When Jane’s elderly aunt Margaret Pablo and cousin Victoria Weirick passed away, they both left her their collection of artifacts, which she received in 1958. She wanted to preserve the traditions, culture, and language that were slowly slipping away as elders died and many left the reservations to seek jobs, so in 1964 she brought together a group of Native and non-Native friends she had known for years and set out to found the first non-profit Indian museum on a California reservation. Among these friends were Lowell Bean and Katherine Siva Saubel.
Jane asked Katherine to be the Museum Board President because of her knowledge of the Cahuilla culture and language, and Jane herself assumed the role of director and treasurer. Their vision for the museum expanded to include all of Southern California’s Native American tribes, not just their own Cahuilla people. Both Katherine’s husband Mariano and Jane’s husband Elmer helped to form the museum with their hearts, hands, and minds. Mariano would begin building fences and ramadas by himself and soon the community showed up one by one and began to help. Katherine had the better car so she began driving Jane, spending many hours together in the car discussing their ideas. Jane and Katherine’s partnership enabled the dream of a museum and cultural center to become a reality.
Jane Penn was co-founder and director of the Malki Museum on the Morongo Reservation, and her efforts toward protection of the Indian heritage won her honors from the Indian and white communities. She was a winner of the SCOPE (self help, citizenship, opportunity, principle, education) award of the Pacific Region of the Soroptimist Federation of the Americas. She was one of eight distinguished Native people named as an Honored Indian Historian by the American Indian Historical Society, and in 1977 was appointed by Gov. Jerry Brown as the first Native American woman from Southern California to sit on the Native American Heritage Commission. She was a member of the State Inner-Tribal Council, a member of the Morongo Tribal council, and an honorary member of the Soroptimist International of Banning. Jane was one of two American Indians to attend the International Conference on Discrimination against Indigenous Populations in Geneva, Switzerland, in 1977, one of the many forums at which she spoke out against the deprivation of the Indians of their lands and heritage.
When a visitor to the Malki Museum once asked if anyone would shoot him if he dug into the Indian graveyard, she replied, “Well, if nobody else does, I will. Why don’t you tell me where your relatives are buried and I’ll go dig them up?”
Jane died at age 69, on Saturday, March 22, 1980 at Loma Linda University Medical Center, following a lengthy illness. She had no children, but dedicated the last 20 years of her life to preserving her Native American heritage and culture.
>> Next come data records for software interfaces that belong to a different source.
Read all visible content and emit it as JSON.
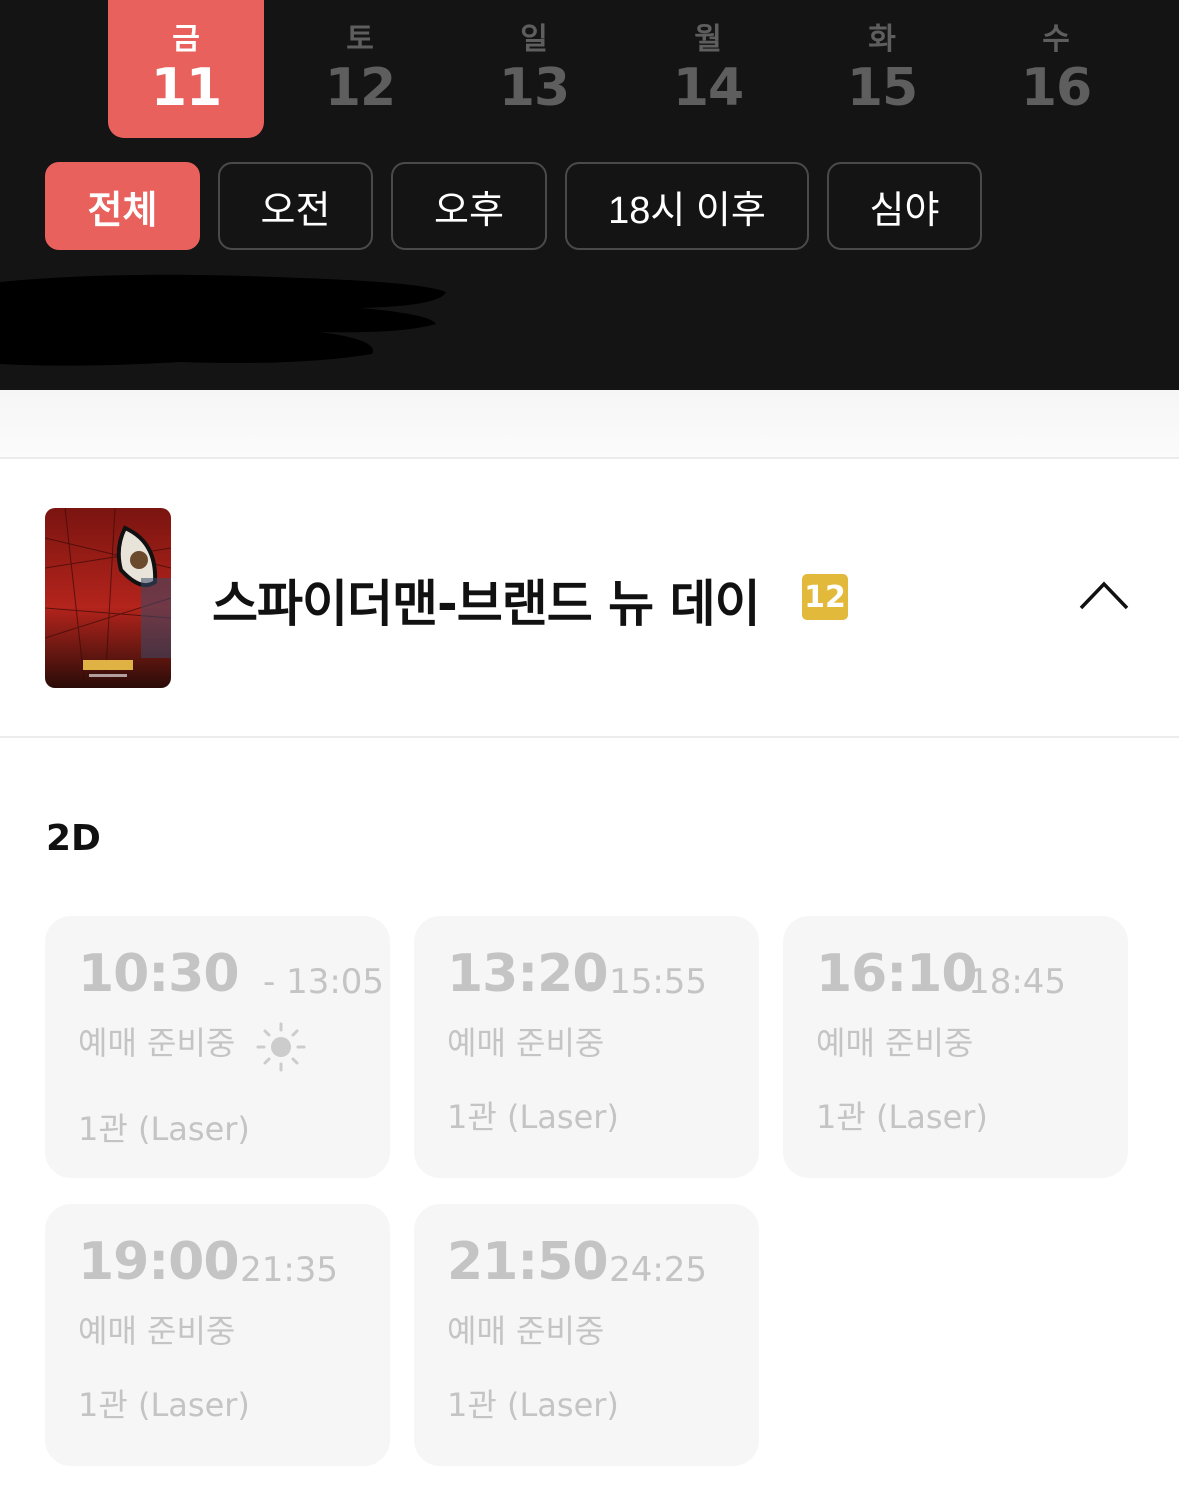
{
  "dates": [
    {
      "weekday": "금",
      "day": "11",
      "active": true
    },
    {
      "weekday": "토",
      "day": "12",
      "active": false
    },
    {
      "weekday": "일",
      "day": "13",
      "active": false
    },
    {
      "weekday": "월",
      "day": "14",
      "active": false
    },
    {
      "weekday": "화",
      "day": "15",
      "active": false
    },
    {
      "weekday": "수",
      "day": "16",
      "active": false
    }
  ],
  "filters": [
    "전체",
    "오전",
    "오후",
    "18시 이후",
    "심야"
  ],
  "movie": {
    "title": "스파이더맨-브랜드 뉴 데이",
    "rating": "12"
  },
  "format": "2D",
  "showtimes": [
    {
      "start": "10:30",
      "end": "- 13:05",
      "status": "예매 준비중",
      "screen": "1관 (Laser)",
      "morning": true
    },
    {
      "start": "13:20",
      "end": "- 15:55",
      "status": "예매 준비중",
      "screen": "1관 (Laser)",
      "morning": false
    },
    {
      "start": "16:10",
      "end": "- 18:45",
      "status": "예매 준비중",
      "screen": "1관 (Laser)",
      "morning": false
    },
    {
      "start": "19:00",
      "end": "- 21:35",
      "status": "예매 준비중",
      "screen": "1관 (Laser)",
      "morning": false
    },
    {
      "start": "21:50",
      "end": "- 24:25",
      "status": "예매 준비중",
      "screen": "1관 (Laser)",
      "morning": false
    }
  ],
  "colors": {
    "accent": "#e8615d",
    "dark_bg": "#141414",
    "rating": "#e3b93b",
    "card_bg": "#f6f6f6"
  },
  "icons": {
    "collapse": "chevron-up-icon",
    "morning": "sun-icon"
  }
}
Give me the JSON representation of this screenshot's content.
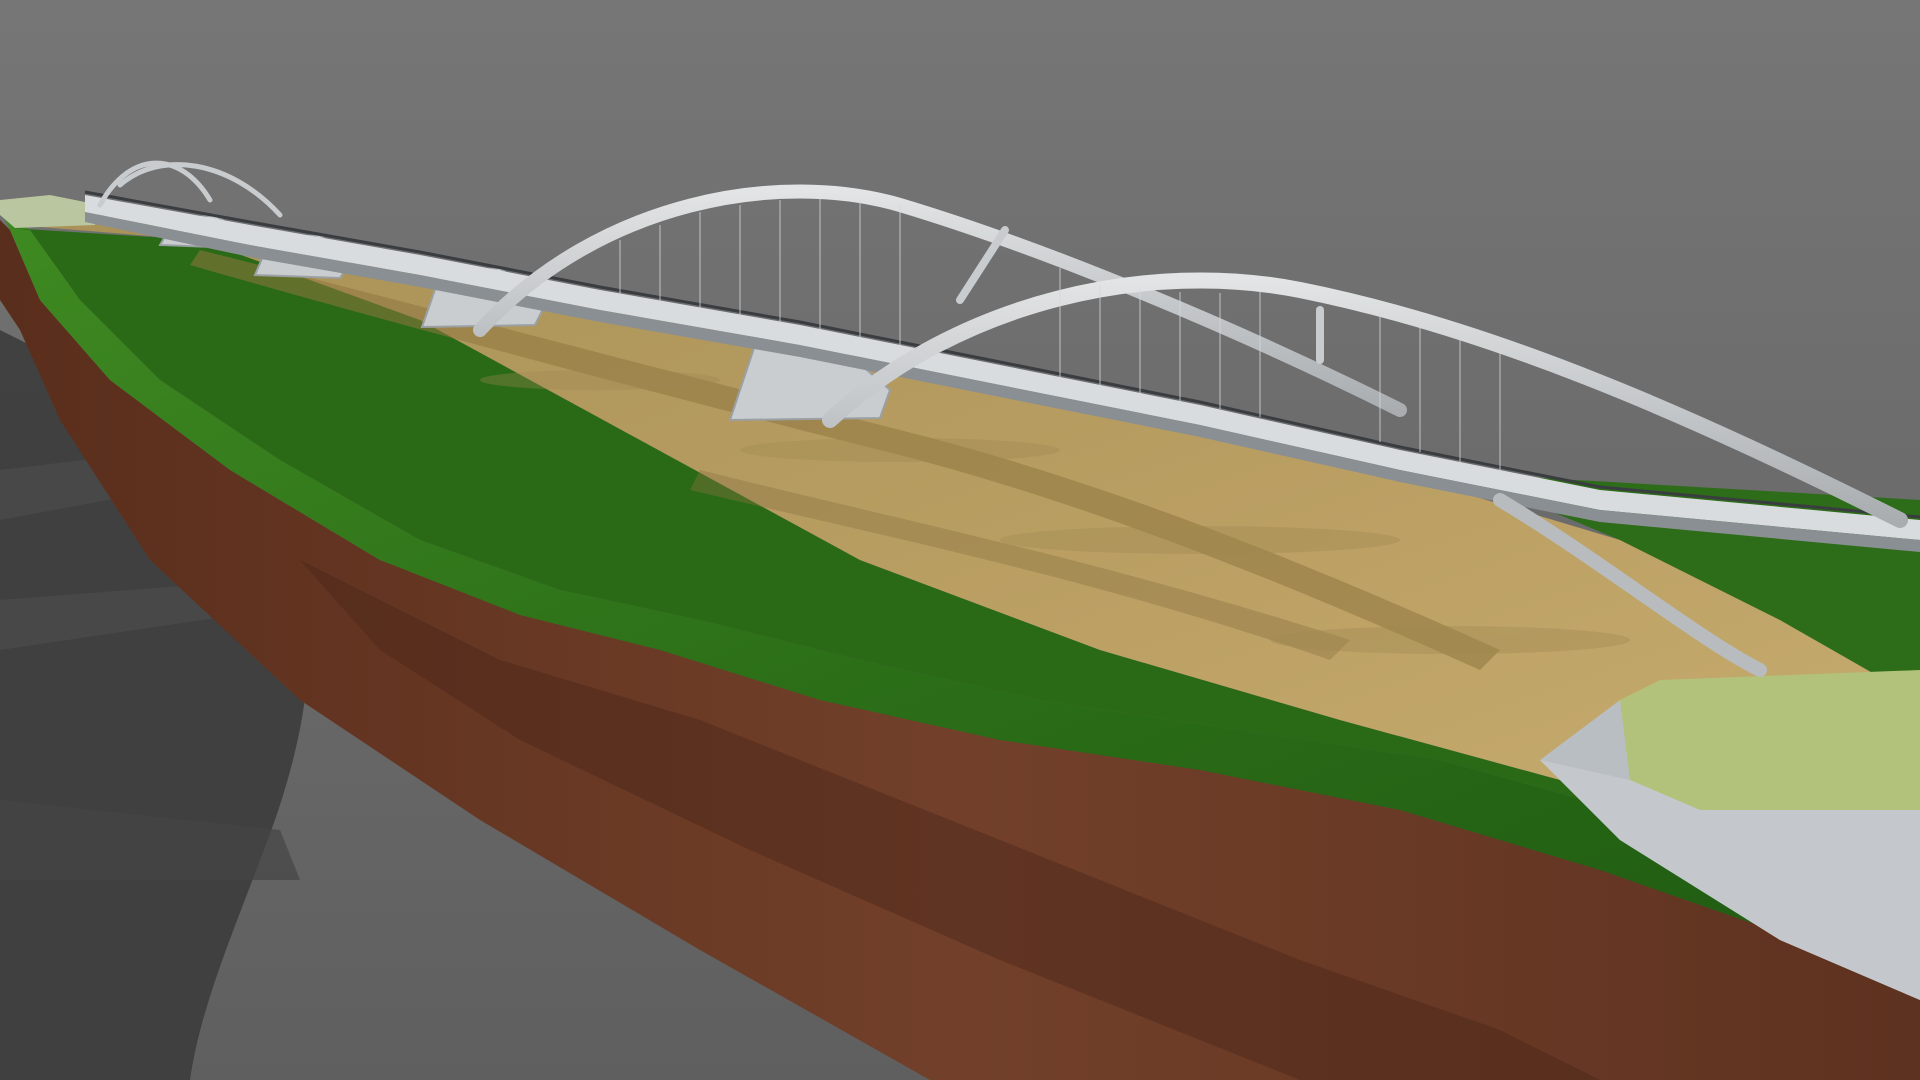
{
  "scene": {
    "subject": "bridge-render",
    "colors": {
      "background": "#6e6e6e",
      "shadow": "#3f3f3f",
      "grass": "#2f7a1e",
      "grass_dark": "#1f5a12",
      "riverbed": "#b59a5c",
      "riverbed_light": "#c7ad6f",
      "soil": "#6a3a24",
      "soil_dark": "#4a2416",
      "concrete": "#cfd3d6",
      "concrete_shade": "#9aa0a4",
      "arch": "#c9ccce",
      "deck": "#d9dcde",
      "railing": "#3a3d40"
    }
  }
}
Katherine later took Jane’s place on the Native American Heritage Commission, and has continued the work of preserving their culture in her capacity as President to this day. It is due to the extraordinary vision of these two strong women who fought to keep their heritage alive that we have the privilege of enjoying the Malki Museum today.